=== YOUR TASK ===
Retype the entries in full, exactly.

=== MATERIAL SHOWN ===
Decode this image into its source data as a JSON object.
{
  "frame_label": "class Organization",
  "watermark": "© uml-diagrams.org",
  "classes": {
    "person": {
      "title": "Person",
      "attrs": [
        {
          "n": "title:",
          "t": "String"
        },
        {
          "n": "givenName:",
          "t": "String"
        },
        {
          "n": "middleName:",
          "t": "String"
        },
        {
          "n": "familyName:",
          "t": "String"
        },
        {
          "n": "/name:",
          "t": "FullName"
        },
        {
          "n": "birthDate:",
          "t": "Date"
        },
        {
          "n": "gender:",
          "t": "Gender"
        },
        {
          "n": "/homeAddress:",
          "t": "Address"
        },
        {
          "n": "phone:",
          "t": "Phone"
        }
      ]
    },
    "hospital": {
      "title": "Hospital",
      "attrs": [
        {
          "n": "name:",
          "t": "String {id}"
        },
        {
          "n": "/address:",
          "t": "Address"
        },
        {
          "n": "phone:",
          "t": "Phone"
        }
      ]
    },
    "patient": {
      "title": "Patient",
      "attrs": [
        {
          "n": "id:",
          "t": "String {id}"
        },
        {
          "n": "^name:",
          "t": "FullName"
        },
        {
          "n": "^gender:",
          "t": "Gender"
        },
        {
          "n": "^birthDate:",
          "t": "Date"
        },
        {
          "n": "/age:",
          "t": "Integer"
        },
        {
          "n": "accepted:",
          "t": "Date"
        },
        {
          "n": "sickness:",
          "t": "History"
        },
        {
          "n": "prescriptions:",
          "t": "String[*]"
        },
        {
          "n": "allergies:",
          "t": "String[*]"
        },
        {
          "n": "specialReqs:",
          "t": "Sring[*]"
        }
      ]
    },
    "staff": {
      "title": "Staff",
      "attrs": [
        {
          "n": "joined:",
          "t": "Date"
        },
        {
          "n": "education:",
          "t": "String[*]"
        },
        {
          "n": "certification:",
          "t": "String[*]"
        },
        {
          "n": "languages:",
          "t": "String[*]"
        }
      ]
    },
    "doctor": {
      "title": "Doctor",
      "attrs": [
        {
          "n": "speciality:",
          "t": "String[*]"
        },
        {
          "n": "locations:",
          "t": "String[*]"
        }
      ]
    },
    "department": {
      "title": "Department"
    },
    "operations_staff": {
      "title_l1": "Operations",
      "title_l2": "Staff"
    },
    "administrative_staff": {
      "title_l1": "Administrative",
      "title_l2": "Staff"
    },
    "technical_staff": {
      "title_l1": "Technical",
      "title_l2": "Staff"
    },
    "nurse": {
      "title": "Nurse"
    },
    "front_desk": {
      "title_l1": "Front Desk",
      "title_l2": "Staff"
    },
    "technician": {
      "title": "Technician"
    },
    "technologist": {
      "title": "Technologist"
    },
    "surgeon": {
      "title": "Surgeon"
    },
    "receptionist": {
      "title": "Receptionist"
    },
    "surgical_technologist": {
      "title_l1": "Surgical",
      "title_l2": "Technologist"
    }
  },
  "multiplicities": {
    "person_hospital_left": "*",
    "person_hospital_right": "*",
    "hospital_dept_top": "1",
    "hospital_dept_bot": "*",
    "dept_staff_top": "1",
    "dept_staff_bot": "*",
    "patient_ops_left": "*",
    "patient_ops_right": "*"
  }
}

=== EXERCISE OUTPUT ===
Decode this image into its source data as a JSON object.
{
  "frame_label": "class Organization",
  "watermark": "© uml-diagrams.org",
  "classes": {
    "person": {
      "title": "Person",
      "attrs": [
        {
          "n": "title:",
          "t": "String"
        },
        {
          "n": "givenName:",
          "t": "String"
        },
        {
          "n": "middleName:",
          "t": "String"
        },
        {
          "n": "familyName:",
          "t": "String"
        },
        {
          "n": "/name:",
          "t": "FullName"
        },
        {
          "n": "birthDate:",
          "t": "Date"
        },
        {
          "n": "gender:",
          "t": "Gender"
        },
        {
          "n": "/homeAddress:",
          "t": "Address"
        },
        {
          "n": "phone:",
          "t": "Phone"
        }
      ]
    },
    "hospital": {
      "title": "Hospital",
      "attrs": [
        {
          "n": "name:",
          "t": "String {id}"
        },
        {
          "n": "/address:",
          "t": "Address"
        },
        {
          "n": "phone:",
          "t": "Phone"
        }
      ]
    },
    "patient": {
      "title": "Patient",
      "attrs": [
        {
          "n": "id:",
          "t": "String {id}"
        },
        {
          "n": "^name:",
          "t": "FullName"
        },
        {
          "n": "^gender:",
          "t": "Gender"
        },
        {
          "n": "^birthDate:",
          "t": "Date"
        },
        {
          "n": "/age:",
          "t": "Integer"
        },
        {
          "n": "accepted:",
          "t": "Date"
        },
        {
          "n": "sickness:",
          "t": "History"
        },
        {
          "n": "prescriptions:",
          "t": "String[*]"
        },
        {
          "n": "allergies:",
          "t": "String[*]"
        },
        {
          "n": "specialReqs:",
          "t": "Sring[*]"
        }
      ]
    },
    "staff": {
      "title": "Staff",
      "attrs": [
        {
          "n": "joined:",
          "t": "Date"
        },
        {
          "n": "education:",
          "t": "String[*]"
        },
        {
          "n": "certification:",
          "t": "String[*]"
        },
        {
          "n": "languages:",
          "t": "String[*]"
        }
      ]
    },
    "doctor": {
      "title": "Doctor",
      "attrs": [
        {
          "n": "speciality:",
          "t": "String[*]"
        },
        {
          "n": "locations:",
          "t": "String[*]"
        }
      ]
    },
    "department": {
      "title": "Department"
    },
    "operations_staff": {
      "title_l1": "Operations",
      "title_l2": "Staff"
    },
    "administrative_staff": {
      "title_l1": "Administrative",
      "title_l2": "Staff"
    },
    "technical_staff": {
      "title_l1": "Technical",
      "title_l2": "Staff"
    },
    "nurse": {
      "title": "Nurse"
    },
    "front_desk": {
      "title_l1": "Front Desk",
      "title_l2": "Staff"
    },
    "technician": {
      "title": "Technician"
    },
    "technologist": {
      "title": "Technologist"
    },
    "surgeon": {
      "title": "Surgeon"
    },
    "receptionist": {
      "title": "Receptionist"
    },
    "surgical_technologist": {
      "title_l1": "Surgical",
      "title_l2": "Technologist"
    }
  },
  "multiplicities": {
    "person_hospital_left": "*",
    "person_hospital_right": "*",
    "hospital_dept_top": "1",
    "hospital_dept_bot": "*",
    "dept_staff_top": "1",
    "dept_staff_bot": "*",
    "patient_ops_left": "*",
    "patient_ops_right": "*"
  }
}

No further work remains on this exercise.